## Work instruction:
Your answer must be every line of the data that contains "months".

····················

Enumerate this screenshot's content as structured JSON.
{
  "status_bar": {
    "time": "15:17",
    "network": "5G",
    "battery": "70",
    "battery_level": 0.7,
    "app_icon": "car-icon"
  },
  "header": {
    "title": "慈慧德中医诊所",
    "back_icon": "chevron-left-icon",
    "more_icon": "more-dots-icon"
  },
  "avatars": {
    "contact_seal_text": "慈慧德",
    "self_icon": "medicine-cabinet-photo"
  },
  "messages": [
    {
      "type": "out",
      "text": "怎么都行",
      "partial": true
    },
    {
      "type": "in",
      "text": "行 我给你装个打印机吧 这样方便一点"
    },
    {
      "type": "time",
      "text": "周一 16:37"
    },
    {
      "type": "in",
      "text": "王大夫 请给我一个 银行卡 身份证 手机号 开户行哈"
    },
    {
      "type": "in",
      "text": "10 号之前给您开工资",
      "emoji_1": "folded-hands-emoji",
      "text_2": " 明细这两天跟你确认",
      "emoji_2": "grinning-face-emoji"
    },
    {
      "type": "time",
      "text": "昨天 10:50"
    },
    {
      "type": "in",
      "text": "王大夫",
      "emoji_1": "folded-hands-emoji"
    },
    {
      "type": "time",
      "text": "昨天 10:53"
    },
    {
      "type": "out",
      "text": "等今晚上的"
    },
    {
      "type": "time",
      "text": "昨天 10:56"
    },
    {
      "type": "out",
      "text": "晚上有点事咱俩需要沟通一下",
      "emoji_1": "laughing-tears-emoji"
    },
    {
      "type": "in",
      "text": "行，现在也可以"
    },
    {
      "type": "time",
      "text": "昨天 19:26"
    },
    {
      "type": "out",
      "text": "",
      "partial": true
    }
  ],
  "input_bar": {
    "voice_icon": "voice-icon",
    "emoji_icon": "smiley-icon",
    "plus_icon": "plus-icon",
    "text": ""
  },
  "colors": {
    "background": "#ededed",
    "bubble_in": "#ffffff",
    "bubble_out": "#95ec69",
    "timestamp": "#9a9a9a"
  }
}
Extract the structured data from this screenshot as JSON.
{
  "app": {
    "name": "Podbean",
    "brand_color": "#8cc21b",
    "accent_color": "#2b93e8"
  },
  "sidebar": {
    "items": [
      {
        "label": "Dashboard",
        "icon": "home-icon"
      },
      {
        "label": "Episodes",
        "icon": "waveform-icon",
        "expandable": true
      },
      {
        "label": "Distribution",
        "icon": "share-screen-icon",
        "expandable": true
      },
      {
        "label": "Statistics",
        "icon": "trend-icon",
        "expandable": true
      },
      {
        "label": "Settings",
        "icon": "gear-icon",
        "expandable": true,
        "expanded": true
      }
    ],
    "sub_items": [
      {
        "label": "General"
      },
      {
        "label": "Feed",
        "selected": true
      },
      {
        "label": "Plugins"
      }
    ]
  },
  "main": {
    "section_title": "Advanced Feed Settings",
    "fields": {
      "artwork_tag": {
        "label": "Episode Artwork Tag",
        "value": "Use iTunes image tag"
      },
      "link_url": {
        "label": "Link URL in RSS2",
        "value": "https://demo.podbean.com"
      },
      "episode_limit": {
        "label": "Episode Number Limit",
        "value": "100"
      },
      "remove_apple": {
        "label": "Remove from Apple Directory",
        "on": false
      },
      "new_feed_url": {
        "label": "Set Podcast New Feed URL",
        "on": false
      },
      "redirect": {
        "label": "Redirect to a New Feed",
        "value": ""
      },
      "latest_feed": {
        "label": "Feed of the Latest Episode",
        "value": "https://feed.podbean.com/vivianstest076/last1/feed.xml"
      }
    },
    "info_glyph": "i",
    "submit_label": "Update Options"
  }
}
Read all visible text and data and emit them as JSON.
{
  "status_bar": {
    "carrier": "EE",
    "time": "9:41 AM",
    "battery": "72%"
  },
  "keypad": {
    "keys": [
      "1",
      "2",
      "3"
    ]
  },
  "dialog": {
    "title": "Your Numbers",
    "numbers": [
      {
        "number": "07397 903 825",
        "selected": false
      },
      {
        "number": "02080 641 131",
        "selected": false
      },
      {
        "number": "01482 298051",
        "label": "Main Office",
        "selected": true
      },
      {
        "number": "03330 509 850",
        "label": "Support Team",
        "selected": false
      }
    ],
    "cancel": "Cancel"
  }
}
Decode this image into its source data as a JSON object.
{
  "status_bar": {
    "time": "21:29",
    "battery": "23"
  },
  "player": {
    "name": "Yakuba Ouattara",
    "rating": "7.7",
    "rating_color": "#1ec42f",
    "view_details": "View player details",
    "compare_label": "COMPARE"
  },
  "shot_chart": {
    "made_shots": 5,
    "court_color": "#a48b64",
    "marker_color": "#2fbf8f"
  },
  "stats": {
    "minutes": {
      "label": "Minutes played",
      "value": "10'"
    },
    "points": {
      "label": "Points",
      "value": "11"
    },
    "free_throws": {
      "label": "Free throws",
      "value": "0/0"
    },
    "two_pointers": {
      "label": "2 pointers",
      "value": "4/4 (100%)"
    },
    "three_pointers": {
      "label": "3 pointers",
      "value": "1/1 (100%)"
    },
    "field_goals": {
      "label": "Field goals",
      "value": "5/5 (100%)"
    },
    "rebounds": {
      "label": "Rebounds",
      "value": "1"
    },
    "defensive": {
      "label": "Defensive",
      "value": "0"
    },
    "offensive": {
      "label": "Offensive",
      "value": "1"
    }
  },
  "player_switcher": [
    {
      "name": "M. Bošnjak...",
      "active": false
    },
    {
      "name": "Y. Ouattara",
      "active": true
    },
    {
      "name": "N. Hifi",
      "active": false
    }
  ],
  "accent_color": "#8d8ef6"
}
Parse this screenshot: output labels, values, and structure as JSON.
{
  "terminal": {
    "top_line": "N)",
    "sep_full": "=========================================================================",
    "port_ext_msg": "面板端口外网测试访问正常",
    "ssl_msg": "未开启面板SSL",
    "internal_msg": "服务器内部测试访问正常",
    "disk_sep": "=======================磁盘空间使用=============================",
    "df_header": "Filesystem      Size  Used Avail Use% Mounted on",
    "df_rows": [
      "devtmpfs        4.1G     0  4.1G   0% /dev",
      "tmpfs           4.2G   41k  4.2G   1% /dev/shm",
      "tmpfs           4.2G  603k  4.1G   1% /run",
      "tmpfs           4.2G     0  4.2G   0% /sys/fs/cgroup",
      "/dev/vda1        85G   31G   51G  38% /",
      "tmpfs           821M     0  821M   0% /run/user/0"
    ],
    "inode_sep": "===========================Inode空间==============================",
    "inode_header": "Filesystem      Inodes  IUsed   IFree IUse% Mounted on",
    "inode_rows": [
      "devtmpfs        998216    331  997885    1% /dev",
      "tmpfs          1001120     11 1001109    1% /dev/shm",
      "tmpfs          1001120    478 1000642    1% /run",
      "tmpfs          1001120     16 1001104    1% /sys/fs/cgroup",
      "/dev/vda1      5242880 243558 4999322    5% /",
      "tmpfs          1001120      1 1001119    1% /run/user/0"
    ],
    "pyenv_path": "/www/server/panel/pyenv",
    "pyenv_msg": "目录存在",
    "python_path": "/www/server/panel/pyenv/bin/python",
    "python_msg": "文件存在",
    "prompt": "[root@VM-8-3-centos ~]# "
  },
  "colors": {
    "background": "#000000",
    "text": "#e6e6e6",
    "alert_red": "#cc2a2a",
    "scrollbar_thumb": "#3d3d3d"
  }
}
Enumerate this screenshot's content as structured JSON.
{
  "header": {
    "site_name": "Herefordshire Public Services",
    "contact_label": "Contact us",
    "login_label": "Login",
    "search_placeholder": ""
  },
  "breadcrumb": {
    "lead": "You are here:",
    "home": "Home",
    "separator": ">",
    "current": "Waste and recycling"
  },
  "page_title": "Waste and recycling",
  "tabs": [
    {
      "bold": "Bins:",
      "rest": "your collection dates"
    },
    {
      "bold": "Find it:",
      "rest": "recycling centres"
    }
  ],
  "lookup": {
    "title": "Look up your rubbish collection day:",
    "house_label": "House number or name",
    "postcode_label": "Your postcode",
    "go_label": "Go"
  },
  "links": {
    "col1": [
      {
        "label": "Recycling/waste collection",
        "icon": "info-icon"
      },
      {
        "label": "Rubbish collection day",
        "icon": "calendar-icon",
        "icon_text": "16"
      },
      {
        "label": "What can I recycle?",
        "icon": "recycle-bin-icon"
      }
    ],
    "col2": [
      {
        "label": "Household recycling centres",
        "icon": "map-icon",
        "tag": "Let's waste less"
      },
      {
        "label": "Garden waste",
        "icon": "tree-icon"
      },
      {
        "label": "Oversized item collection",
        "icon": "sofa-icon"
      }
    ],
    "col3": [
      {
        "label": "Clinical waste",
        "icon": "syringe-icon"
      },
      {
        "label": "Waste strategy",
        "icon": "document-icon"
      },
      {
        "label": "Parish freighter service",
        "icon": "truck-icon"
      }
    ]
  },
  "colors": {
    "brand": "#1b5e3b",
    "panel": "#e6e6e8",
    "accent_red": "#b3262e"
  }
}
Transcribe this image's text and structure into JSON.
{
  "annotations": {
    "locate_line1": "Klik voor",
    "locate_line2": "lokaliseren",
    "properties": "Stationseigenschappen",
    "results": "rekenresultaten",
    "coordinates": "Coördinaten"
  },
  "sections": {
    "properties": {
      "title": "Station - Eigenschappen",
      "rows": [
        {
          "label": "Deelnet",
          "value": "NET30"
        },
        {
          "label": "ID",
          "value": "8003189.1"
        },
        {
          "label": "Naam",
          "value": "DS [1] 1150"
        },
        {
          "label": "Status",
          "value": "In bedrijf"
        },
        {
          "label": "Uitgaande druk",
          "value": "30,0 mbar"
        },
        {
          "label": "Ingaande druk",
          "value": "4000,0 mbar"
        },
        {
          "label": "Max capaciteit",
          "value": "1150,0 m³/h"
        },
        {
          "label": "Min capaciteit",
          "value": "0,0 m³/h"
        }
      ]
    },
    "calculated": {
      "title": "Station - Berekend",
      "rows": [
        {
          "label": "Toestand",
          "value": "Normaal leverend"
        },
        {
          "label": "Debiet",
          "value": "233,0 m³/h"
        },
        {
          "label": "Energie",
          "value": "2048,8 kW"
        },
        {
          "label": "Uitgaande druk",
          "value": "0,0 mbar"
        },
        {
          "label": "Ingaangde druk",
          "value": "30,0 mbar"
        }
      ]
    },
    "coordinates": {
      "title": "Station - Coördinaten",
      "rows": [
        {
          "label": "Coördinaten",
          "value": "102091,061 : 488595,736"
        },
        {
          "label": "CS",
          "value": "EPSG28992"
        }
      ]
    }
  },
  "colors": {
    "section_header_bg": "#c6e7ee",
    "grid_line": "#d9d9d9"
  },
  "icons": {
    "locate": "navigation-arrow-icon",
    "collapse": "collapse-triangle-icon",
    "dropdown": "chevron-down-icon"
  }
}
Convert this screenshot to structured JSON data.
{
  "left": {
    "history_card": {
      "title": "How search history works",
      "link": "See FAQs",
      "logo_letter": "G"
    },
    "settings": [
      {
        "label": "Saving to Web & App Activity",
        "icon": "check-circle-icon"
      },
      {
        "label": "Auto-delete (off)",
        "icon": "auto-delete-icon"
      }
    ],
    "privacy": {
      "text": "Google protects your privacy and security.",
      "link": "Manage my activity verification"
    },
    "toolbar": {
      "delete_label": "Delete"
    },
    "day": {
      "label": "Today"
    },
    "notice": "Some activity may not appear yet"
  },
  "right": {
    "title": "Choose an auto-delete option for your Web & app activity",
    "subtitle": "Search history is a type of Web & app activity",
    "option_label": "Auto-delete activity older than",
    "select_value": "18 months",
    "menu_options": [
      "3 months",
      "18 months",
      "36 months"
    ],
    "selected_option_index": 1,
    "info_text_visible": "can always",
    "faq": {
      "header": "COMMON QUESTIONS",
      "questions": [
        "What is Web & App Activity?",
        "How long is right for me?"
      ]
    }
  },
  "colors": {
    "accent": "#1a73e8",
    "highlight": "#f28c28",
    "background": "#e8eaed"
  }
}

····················

## Output for this task:
    "select_value": "18 months",
      "3 months",
      "18 months",
      "36 months"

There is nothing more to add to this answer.